A woman who wants to take her rapist to court is submitted to a further abuse, Bijo Francis from the Asian Human Rights Commission said, referring to "the insensitivity of a judicial system that gives scant regard to a woman's rights and feelings."
But, he told DW, she runs an even higher risk: that of being insulted, sexually abused or even raped in the very police station she went to to report her rape. He wouldn't be exaggerating, the human rights lawyer told DW, "if I say that for women police stations are the most unsafe places in India."
Unless, that is, the woman is accompanied by high-ranking politians or journalists, or her family is well-connected within the police force, he added.
"Mere political window dressing"
That is why Francis dismissed India's first court dedicated to crimes against women, which was inaugurated in Calcutta this week, as mere "political window dressing. Even if you have a judge that is extremely sensitive to issues concerning women, the issue has to be investigated by a bunch of police officers who pose additional risks to women."
He said it was almost a "miracle, certainly an exception" for accused perpetrators of crime against women to be convicted.
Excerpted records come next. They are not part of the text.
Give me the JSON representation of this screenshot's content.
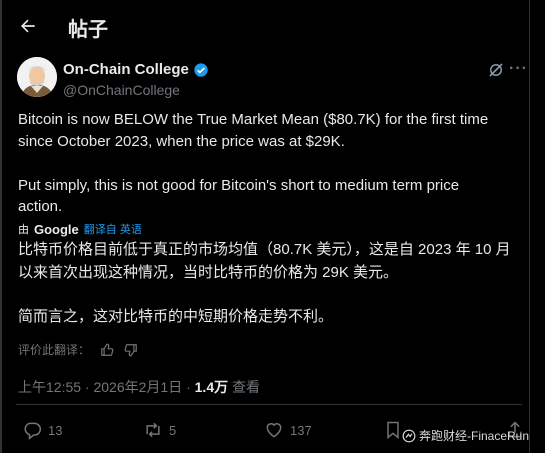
{
  "header": {
    "title": "帖子"
  },
  "author": {
    "name": "On-Chain College",
    "handle": "@OnChainCollege"
  },
  "post": {
    "en_lines": [
      "Bitcoin is now BELOW the True Market Mean ($80.7K) for the first time",
      "since October 2023, when the price was at $29K.",
      "Put simply, this is not good for Bitcoin's short to medium term price",
      "action."
    ],
    "translation": {
      "by": "由",
      "google": "Google",
      "link": "翻译自 英语"
    },
    "zh_lines": [
      "比特币价格目前低于真正的市场均值（80.7K 美元），这是自 2023 年 10 月",
      "以来首次出现这种情况，当时比特币的价格为 29K 美元。",
      "简而言之，这对比特币的中短期价格走势不利。"
    ],
    "rate_label": "评价此翻译：",
    "time": "上午12:55 · 2026年2月1日 · ",
    "views": "1.4万",
    "views_label": " 查看"
  },
  "actions": {
    "replies": "13",
    "reposts": "5",
    "likes": "137"
  },
  "watermark": "奔跑财经-FinaceRun",
  "colors": {
    "background": "#000000",
    "text": "#e7e9ea",
    "muted": "#71767b",
    "link": "#1d9bf0",
    "verified": "#1d9bf0"
  }
}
The court was inaugurated following the rape and murder of a young woman in New Delhi last December that made headlines all over the world. Amidst angry demonstrations and candlelight vigils all over the country, India's Chief Justice called for special courts to deal with crimes against women with female judges and staff.
"One court is not enough," Anuradha Kapoor from the Calcutta-based human rights group Swayam told DW. "The work will pile up and women still won't have access to justice."
Kapoor is not convinced that having female judges is the right solution. "After all, female judges aren't necessarily more sensitized to the issue [of violence and crimes against women]." Rather than having special courts for women, the director of Swayam said, judges all over India should be "sensitized" when it comes to crimes against women.
According to a report published by Kapoor's organisation, judges are often unconsciously affected by prevailing norms and biases prevalent in a social system where violence against women "is not only rampant but acceptable, condoned and justified."
Women, Francis from the Asian Human Rights Commission confirmed, are often considered as "cattle or property to be owned by others."
Many judges and prosecutors are not immune: One judge interviewed by Swayam was quoted as saying that: "Sometimes the conduct of the wife instigates the husband to beat her."
Hoping for wider change
In a step to raise awareness among Calcutta's judges, the city's High Court Chief Justice Arun Mishra called on the members of Calcutta's Bar Association to attend a seminar on "gender and justice atrocities against women," according to local media reports.
Unless societal attitudes change, however, even a better judicial system and sensitized judges will do little to deliver justice, Francis said: Given the stigma attached victims of rape, "an alarming number of women" never even report their case.
But the human rights lawyer pointed to the mass mobilizations across Delhi in recent weeks, saying he hoped that the anger would lead to policy changes - and with them, a change in entrenched attitudes.
"That is where the hope lies."